“Don’t be stupid!” roared Mr. Schwinn.

“You mean this is hell?” interrupted the lady lawyer. “I thought it would be warmer.”

“You said it yourself,” said Pete. “We’re all running away from something. This world may be where the dregs of the universe end up.”

“Another idiot heard from,” the big man said. “The universe doesn’t care about small change like us. And who exchanged places with our human bodies we left behind? Angels?”

“I don’t know,” said Pete, angry at the overbearing man. “Can you think of a better explanation?”

“Not yet,” Mr. Schwinn admitted, “but I’ll find one if it’s the last thing I do. Madame Berky, would you like to join me in a walk down the beach? We’ll stay in the surf.”

“Sure,” she said.

“What about us?” Angelina asked Pete as Schwinn and Berky waddled away.

“I’m not sure,” he said.

“Should we go into the water?” Angelina asked.

Pete looked down the beach at their departing comrades—one who insulted him, one who suspected he was not who he seemed to be. If he was to spend an eternity rooted to the bottom of the ocean, he might as well go out with a bang. He flexed one of his tendrils, gauging how strong it was.

“You go ahead,” he told her. “I’m going to see what trouble I can get into.”

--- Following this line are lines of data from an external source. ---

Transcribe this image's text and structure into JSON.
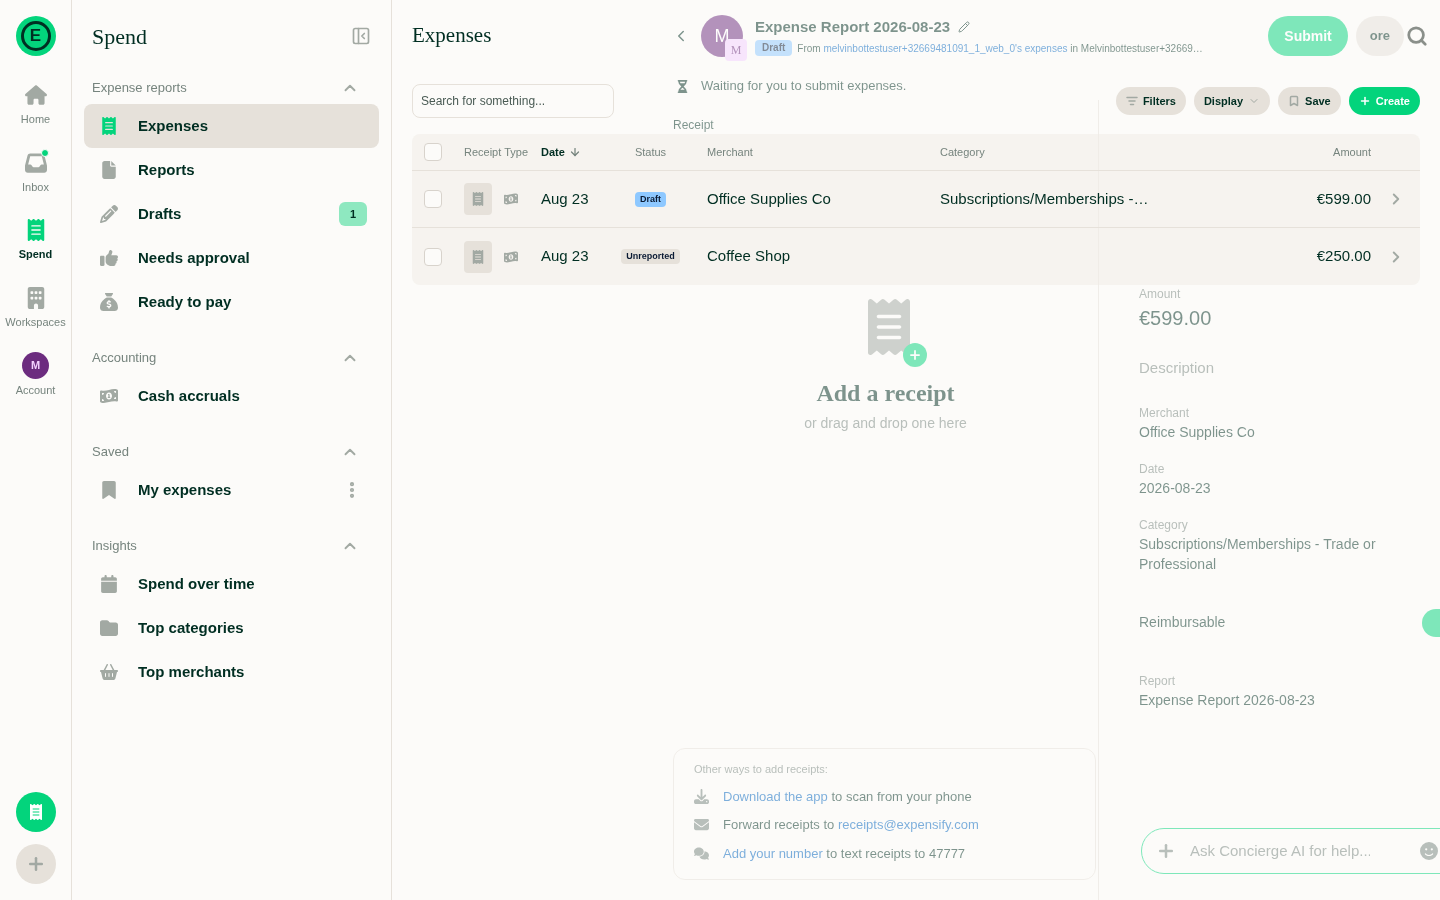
{
  "rail": {
    "logo": "E",
    "items": [
      {
        "kind": "home",
        "label": "Home",
        "selected": false,
        "unread": false
      },
      {
        "kind": "inbox",
        "label": "Inbox",
        "selected": false,
        "unread": true
      },
      {
        "kind": "spend",
        "label": "Spend",
        "selected": true,
        "unread": false
      },
      {
        "kind": "workspaces",
        "label": "Workspaces",
        "selected": false,
        "unread": false
      },
      {
        "kind": "account",
        "label": "Account",
        "selected": false,
        "unread": false,
        "avatar": "M"
      }
    ]
  },
  "sidebar": {
    "title": "Spend",
    "sections": [
      {
        "title": "Expense reports",
        "expanded": true,
        "items": [
          {
            "kind": "expenses",
            "label": "Expenses",
            "selected": true
          },
          {
            "kind": "reports",
            "label": "Reports",
            "selected": false
          },
          {
            "kind": "drafts",
            "label": "Drafts",
            "selected": false,
            "badge": "1"
          },
          {
            "kind": "approval",
            "label": "Needs approval",
            "selected": false
          },
          {
            "kind": "pay",
            "label": "Ready to pay",
            "selected": false
          }
        ]
      },
      {
        "title": "Accounting",
        "expanded": true,
        "items": [
          {
            "kind": "accruals",
            "label": "Cash accruals",
            "selected": false
          }
        ]
      },
      {
        "title": "Saved",
        "expanded": true,
        "items": [
          {
            "kind": "saved",
            "label": "My expenses",
            "selected": false,
            "menu": true
          }
        ]
      },
      {
        "title": "Insights",
        "expanded": true,
        "items": [
          {
            "kind": "time",
            "label": "Spend over time",
            "selected": false
          },
          {
            "kind": "categories",
            "label": "Top categories",
            "selected": false
          },
          {
            "kind": "merchants",
            "label": "Top merchants",
            "selected": false
          }
        ]
      }
    ]
  },
  "main": {
    "title": "Expenses",
    "search": {
      "placeholder": "Search for something..."
    },
    "buttons": [
      {
        "kind": "filters",
        "label": "Filters"
      },
      {
        "kind": "display",
        "label": "Display"
      },
      {
        "kind": "save",
        "label": "Save"
      },
      {
        "kind": "create",
        "label": "Create"
      }
    ],
    "table": {
      "all_checked": false,
      "columns": [
        {
          "kind": "receipt",
          "label": "Receipt Type"
        },
        {
          "kind": "date",
          "label": "Date",
          "sorted": true
        },
        {
          "kind": "status",
          "label": "Status"
        },
        {
          "kind": "merchant",
          "label": "Merchant"
        },
        {
          "kind": "category",
          "label": "Category"
        },
        {
          "kind": "amount",
          "label": "Amount"
        }
      ],
      "rows": [
        {
          "checked": false,
          "date": "Aug 23",
          "status": "Draft",
          "color": "#8ec8ff",
          "merchant": "Office Supplies Co",
          "category": "Subscriptions/Memberships -…",
          "amount": "€599.00"
        },
        {
          "checked": false,
          "date": "Aug 23",
          "status": "Unreported",
          "color": "#e6e1da",
          "merchant": "Coffee Shop",
          "amount": "€250.00"
        }
      ]
    }
  },
  "background_report": {
    "avatar": "M",
    "avatar_badge": "M",
    "title": "Expense Report 2026-08-23",
    "status": "Draft",
    "from": [
      {
        "text": "From ",
        "link": false
      },
      {
        "text": "melvinbottestuser+32669481091_1_web_0's expenses",
        "link": true
      },
      {
        "text": " in Melvinbottestuser+32669…",
        "link": false
      }
    ],
    "submit": "Submit",
    "more": "ore",
    "waiting": "Waiting for you to submit expenses.",
    "receipt_label": "Receipt",
    "add_title": "Add a receipt",
    "add_hint": "or drag and drop one here",
    "other_title": "Other ways to add receipts:",
    "other_ways": [
      {
        "kind": "download",
        "parts": [
          {
            "text": "Download the app",
            "link": true
          },
          {
            "text": " to scan from your phone",
            "link": false
          }
        ]
      },
      {
        "kind": "mail",
        "parts": [
          {
            "text": "Forward receipts to ",
            "link": false
          },
          {
            "text": "receipts@expensify.com",
            "link": true
          }
        ]
      },
      {
        "kind": "chat",
        "parts": [
          {
            "text": "Add your number",
            "link": true
          },
          {
            "text": " to text receipts to 47777",
            "link": false
          }
        ]
      }
    ],
    "fields": [
      {
        "kind": "amount",
        "label": "Amount",
        "value": "€599.00"
      },
      {
        "kind": "text",
        "label": "Description"
      },
      {
        "kind": "text",
        "label": "Merchant",
        "value": "Office Supplies Co"
      },
      {
        "kind": "text",
        "label": "Date",
        "value": "2026-08-23"
      },
      {
        "kind": "text",
        "label": "Category",
        "value": "Subscriptions/Memberships - Trade or Professional"
      },
      {
        "kind": "toggle",
        "label": "Reimbursable",
        "on": true
      },
      {
        "kind": "text",
        "label": "Report",
        "value": "Expense Report 2026-08-23"
      }
    ],
    "composer": {
      "placeholder": "Ask Concierge AI for help..."
    }
  }
}
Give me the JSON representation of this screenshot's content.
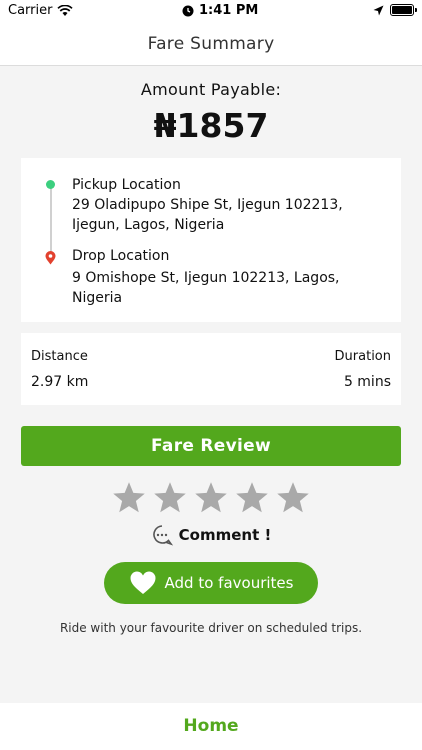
{
  "status_bar": {
    "carrier": "Carrier",
    "time": "1:41 PM"
  },
  "header": {
    "title": "Fare Summary"
  },
  "fare": {
    "amount_label": "Amount Payable:",
    "amount": "₦1857"
  },
  "route": {
    "pickup_title": "Pickup Location",
    "pickup_address": "29 Oladipupo Shipe St, Ijegun 102213, Ijegun, Lagos, Nigeria",
    "drop_title": "Drop Location",
    "drop_address": "9 Omishope St, Ijegun 102213, Lagos, Nigeria"
  },
  "trip": {
    "distance_label": "Distance",
    "distance_value": "2.97 km",
    "duration_label": "Duration",
    "duration_value": "5 mins"
  },
  "actions": {
    "fare_review": "Fare Review",
    "comment": "Comment !",
    "add_favourites": "Add to favourites",
    "favourites_note": "Ride with your favourite driver on scheduled trips."
  },
  "rating": {
    "max": 5,
    "value": 0
  },
  "bottom_nav": {
    "home": "Home"
  },
  "colors": {
    "accent": "#53a81d",
    "pickup": "#3ccf7f",
    "drop": "#e2412e",
    "star_empty": "#a9a9a9"
  },
  "icons": [
    "wifi-icon",
    "location-arrow-icon",
    "alarm-icon",
    "battery-icon",
    "pickup-dot-icon",
    "drop-pin-icon",
    "star-icon",
    "comment-icon",
    "heart-icon"
  ]
}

Author Bio: Tom Howard is a science fiction and fantasy short story writer from Little Rock, Arkansas. He thanks his children for their inspiration and the Central Arkansas Speculative Fiction Writers’ Group for their perspiration.